Solar Charge Controller: Portable, rugged, right for the task. The charge controller’s job is to charge the battery efficiently and safely. The panel produces power at varied voltages depending on how much light it gets. The charge controller levels this off, and may use other technology like pulse wave modulation to help get the most of lower voltages. It also cuts off the charge when the battery is full. I am using a SunGuard charge controller. It is actually rated at 4.5 amps max, but my panel will output 5.2 amps maximum. So in good bright sun I just fold over the bottom of the panel. You’ll want the charge controller to be at the same temperature as your battery, so probably both of them in the shade, because charge controller’s often take temperature into consideration when setting the charge voltage. You might want to purchase the controller and panel together, so that you are certain that they are a matched set.
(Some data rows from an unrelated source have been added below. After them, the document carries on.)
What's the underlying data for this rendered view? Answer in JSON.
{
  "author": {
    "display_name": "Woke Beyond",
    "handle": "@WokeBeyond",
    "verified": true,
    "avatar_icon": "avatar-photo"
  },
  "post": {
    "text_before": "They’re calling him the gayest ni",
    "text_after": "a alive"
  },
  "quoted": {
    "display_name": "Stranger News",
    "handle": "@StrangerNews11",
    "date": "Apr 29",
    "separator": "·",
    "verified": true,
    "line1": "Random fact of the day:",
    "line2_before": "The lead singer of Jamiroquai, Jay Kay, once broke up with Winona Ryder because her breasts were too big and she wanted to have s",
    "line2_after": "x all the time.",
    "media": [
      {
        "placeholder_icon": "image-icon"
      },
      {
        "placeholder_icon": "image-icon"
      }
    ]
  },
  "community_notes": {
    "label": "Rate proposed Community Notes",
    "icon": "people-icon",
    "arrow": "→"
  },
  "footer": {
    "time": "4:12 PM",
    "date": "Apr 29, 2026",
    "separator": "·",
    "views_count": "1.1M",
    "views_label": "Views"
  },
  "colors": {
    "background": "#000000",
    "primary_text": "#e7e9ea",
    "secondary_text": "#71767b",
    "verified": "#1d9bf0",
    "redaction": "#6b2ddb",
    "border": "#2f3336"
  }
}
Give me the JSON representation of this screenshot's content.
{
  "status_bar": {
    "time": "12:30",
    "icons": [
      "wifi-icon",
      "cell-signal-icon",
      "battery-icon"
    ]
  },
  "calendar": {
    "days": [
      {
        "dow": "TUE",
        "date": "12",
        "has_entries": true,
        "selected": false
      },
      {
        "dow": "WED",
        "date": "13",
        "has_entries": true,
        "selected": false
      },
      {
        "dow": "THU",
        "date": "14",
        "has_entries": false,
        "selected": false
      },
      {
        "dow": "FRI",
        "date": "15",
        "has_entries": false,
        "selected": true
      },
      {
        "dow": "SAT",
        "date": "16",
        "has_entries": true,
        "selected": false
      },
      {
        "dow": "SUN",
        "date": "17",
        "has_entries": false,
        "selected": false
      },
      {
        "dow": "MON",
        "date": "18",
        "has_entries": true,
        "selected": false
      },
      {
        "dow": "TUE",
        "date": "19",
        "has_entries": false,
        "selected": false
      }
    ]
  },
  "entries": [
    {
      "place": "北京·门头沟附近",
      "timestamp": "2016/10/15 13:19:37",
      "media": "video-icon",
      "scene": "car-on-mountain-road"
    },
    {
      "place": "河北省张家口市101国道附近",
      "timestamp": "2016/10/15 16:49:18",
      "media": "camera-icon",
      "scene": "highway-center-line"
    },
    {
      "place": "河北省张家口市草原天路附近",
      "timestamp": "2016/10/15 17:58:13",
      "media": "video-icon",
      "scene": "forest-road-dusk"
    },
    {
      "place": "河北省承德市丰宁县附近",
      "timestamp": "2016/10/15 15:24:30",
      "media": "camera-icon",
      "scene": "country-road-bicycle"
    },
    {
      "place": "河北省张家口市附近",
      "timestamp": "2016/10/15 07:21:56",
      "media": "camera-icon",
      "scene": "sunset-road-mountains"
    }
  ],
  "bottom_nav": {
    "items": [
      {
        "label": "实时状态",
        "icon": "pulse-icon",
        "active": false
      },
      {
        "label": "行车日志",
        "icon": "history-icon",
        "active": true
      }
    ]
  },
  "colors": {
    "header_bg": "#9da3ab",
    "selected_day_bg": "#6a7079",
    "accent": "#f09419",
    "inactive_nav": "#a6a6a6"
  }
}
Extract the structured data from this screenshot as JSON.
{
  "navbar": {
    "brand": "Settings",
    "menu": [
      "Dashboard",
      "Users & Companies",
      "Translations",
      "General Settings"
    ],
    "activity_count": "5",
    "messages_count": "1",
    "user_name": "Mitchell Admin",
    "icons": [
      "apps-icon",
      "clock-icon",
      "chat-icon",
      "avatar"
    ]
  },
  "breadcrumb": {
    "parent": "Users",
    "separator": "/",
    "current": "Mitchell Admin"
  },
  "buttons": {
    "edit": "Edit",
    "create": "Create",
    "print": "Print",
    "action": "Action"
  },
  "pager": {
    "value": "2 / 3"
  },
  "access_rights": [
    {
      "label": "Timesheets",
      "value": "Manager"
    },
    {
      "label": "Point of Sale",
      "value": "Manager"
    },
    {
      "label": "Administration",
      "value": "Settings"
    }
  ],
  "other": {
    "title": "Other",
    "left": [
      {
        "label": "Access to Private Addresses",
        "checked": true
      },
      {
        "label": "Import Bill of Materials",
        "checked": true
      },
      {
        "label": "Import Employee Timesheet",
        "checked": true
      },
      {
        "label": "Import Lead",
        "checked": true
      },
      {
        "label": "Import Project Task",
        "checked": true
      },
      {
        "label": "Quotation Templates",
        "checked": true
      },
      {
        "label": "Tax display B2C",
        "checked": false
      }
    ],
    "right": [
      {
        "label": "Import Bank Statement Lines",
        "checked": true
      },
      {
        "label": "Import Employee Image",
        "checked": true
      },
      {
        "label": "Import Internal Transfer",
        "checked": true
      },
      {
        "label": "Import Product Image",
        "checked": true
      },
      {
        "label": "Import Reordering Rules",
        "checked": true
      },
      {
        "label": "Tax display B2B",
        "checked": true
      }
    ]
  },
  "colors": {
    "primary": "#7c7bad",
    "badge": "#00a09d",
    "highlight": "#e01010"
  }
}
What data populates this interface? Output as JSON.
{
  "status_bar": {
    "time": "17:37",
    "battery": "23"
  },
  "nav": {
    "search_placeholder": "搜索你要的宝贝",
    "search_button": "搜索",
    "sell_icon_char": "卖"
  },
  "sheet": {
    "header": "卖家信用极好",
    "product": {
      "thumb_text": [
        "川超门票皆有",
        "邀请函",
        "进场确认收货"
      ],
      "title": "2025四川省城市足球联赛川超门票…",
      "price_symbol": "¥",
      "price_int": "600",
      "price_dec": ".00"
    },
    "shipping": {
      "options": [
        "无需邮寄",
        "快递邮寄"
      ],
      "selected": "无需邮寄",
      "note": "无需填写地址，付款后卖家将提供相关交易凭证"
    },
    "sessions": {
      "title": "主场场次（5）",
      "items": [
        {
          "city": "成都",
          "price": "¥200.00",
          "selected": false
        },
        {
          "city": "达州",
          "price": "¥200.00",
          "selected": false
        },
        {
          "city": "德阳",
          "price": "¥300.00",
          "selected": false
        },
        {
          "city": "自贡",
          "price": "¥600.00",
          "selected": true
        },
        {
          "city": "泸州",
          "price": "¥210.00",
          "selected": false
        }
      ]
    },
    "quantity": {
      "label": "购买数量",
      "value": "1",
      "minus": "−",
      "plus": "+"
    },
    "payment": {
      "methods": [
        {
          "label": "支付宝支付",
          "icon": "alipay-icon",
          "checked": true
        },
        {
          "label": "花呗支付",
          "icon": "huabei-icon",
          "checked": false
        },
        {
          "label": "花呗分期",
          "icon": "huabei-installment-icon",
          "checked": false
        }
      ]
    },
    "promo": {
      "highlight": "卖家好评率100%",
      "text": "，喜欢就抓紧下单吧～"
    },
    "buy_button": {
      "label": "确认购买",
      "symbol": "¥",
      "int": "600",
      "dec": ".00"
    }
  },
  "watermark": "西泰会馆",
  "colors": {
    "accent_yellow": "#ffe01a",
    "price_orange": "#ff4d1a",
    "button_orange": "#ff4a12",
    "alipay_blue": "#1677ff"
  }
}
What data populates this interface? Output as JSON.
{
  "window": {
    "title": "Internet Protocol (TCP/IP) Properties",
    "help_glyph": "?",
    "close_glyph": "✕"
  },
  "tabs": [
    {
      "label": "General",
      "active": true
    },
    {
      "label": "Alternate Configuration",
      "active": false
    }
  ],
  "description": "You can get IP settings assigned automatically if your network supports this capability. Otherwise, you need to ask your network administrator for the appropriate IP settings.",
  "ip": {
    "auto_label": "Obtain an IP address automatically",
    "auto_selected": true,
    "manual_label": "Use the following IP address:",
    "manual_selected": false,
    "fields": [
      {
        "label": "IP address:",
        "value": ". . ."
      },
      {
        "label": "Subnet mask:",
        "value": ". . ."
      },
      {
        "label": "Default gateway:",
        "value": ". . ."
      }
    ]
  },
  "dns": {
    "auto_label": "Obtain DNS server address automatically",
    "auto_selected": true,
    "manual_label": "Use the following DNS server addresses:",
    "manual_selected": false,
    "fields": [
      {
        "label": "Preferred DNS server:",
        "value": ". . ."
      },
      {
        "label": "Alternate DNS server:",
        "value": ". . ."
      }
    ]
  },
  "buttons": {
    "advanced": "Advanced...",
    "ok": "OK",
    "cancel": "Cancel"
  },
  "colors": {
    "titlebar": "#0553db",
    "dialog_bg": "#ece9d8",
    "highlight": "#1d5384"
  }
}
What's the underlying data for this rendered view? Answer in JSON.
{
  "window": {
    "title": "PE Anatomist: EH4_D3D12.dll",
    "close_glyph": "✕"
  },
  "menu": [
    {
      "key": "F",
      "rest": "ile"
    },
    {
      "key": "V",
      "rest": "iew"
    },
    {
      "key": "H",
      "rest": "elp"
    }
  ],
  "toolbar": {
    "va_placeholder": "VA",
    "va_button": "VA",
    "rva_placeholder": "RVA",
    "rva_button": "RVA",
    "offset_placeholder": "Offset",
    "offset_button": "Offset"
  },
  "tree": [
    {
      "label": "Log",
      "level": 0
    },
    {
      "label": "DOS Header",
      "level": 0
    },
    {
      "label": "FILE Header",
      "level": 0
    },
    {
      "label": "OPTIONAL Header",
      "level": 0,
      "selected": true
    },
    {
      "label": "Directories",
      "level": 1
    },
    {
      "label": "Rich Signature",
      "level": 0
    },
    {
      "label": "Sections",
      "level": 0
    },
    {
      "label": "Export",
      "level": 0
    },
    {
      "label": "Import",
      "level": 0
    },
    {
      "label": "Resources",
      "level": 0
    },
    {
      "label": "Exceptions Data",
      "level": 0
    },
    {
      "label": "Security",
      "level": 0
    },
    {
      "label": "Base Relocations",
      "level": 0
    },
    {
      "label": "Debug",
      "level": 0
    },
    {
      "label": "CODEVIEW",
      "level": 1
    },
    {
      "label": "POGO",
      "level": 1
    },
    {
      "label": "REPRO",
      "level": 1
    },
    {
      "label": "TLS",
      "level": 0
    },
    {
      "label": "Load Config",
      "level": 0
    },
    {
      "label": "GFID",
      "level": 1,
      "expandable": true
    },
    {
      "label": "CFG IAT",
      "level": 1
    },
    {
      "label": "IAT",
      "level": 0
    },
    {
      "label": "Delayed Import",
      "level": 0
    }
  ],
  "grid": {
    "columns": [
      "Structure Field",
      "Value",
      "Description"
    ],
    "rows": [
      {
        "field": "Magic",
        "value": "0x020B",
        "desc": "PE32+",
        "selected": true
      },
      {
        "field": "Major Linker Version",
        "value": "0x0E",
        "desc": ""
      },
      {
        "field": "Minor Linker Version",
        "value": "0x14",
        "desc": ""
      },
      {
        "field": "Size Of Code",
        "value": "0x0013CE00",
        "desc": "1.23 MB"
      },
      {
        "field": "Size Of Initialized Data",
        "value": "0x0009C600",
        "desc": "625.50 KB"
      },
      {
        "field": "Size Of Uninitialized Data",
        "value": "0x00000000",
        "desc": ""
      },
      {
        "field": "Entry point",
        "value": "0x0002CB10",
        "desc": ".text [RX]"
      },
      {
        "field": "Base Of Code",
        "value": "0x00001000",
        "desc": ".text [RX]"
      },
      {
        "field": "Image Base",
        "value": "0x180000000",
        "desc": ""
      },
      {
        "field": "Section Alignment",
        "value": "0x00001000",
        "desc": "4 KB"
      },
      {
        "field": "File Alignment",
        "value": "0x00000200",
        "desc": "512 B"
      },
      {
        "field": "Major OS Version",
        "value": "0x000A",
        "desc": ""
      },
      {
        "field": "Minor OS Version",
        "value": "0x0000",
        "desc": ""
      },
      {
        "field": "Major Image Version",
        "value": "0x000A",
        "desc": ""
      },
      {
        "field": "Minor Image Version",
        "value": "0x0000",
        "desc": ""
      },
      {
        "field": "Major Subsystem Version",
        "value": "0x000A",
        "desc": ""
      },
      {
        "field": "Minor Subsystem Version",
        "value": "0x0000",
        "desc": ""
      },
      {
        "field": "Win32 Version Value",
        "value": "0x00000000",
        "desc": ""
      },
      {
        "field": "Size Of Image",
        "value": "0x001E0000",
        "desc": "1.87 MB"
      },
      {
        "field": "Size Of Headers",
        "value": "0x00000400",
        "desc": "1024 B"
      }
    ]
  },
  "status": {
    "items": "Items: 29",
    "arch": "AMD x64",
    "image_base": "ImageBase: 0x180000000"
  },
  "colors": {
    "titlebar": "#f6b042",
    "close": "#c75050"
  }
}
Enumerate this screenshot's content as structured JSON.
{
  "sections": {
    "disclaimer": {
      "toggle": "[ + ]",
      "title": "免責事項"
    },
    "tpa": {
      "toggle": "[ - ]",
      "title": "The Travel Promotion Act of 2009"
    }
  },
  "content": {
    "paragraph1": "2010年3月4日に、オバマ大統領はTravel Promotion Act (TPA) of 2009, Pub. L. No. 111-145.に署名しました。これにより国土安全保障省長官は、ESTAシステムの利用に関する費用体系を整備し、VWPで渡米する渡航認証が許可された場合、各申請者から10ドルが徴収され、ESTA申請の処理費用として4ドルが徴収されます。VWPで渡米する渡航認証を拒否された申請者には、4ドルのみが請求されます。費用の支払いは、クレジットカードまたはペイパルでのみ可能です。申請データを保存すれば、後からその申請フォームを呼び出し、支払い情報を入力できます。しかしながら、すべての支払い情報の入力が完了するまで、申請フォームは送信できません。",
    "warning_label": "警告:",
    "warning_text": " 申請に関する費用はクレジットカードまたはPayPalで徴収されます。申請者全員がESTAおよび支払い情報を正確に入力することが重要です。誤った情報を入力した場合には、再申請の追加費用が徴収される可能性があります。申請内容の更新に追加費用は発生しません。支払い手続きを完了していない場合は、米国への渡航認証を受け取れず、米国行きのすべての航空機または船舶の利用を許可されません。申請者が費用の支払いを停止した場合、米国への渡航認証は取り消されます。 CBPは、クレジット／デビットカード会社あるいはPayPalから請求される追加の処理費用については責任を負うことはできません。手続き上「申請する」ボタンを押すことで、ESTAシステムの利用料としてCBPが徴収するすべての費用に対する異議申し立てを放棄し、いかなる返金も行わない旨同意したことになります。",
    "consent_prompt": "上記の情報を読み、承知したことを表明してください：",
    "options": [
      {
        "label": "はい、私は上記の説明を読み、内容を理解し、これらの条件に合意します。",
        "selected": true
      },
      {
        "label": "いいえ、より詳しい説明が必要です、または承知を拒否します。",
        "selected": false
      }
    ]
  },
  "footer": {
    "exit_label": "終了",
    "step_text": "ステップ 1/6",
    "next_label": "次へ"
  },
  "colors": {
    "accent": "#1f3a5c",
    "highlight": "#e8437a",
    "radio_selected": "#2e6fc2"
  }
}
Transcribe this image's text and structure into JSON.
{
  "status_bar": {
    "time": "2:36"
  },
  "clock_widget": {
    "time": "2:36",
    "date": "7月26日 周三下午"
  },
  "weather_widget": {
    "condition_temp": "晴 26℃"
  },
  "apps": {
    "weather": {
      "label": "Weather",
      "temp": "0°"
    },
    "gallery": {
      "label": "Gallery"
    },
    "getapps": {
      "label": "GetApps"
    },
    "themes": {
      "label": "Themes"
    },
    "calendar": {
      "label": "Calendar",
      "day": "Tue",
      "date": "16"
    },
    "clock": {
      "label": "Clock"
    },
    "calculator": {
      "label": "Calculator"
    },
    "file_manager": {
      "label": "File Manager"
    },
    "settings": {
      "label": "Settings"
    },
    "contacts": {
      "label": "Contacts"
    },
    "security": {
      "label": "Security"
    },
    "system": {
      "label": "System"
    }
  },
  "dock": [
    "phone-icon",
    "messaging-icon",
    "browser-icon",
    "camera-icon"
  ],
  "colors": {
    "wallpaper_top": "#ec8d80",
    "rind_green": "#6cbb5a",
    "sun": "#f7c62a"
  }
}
Voltmeter. Pretty much any voltmeter will do, but you do need to know how to use it to read voltage. As a battery gets full it’s voltage reads higher. Charge your battery on a normal charger at home until it is full, then check the voltage. During your solar charging, stop when you get near but not over this voltage. As you run the battery down, check the voltage change to see where it falls. This will let you predict how much charge you have left. I find that there comes a time when the battery has some charge left, but the CPAP machine can’t get enough amperage to get started running. If it were already running it might continue, but it seems it needs more initially.
Put it all together. Before you head out with your kit, sleep with it at home. Track how long you use it, and record the voltage before and after each use. You’ll want to see how many nights you get from a single charge. Hopefully you can avoid field recharging on all but the longest expeditions.
When you get to camp, If you are just using batteries, it is pretty straightforward. Plug things together and get some sleep. If the air is humid, you may get some condensation in the tube. You want to keep this away from the CPAP machine. So put something handy under the machine to raise it up a bit, this way the moisture will stay in the tube. When you get up, unhook the tube and get rid of any liquid water in the tube.
If you need to charge batteries with solar you are going to want to put some time into your schedule to hang out around camp and keep the panel pointed at the sun. I used a couple of tent poles to make a free standing frame, but if it gets windy it won’t stay put. I’ve draped the panel over my pack in the canoe or raft while on flat water, I put the battery and charge controller in a dry bag and seal it up with the cord coming out, not a perfect seal but keeps splashing from being a problem. Lithium batteries are okay being recharged when not entirely discharged, so take any opportunity to fill it up, and don’t worry if you don’t get to a full charge. Just use the info you have collected from home use and the voltmeter to ensure that you are ahead on charge.
So, don’t let the CPAP keep you home. Be safe and don’t go without good sleep. If you have this kind of kit handy, keep it around for power outages and in case something goes wrong with the primary power in your travel unit. Have fun!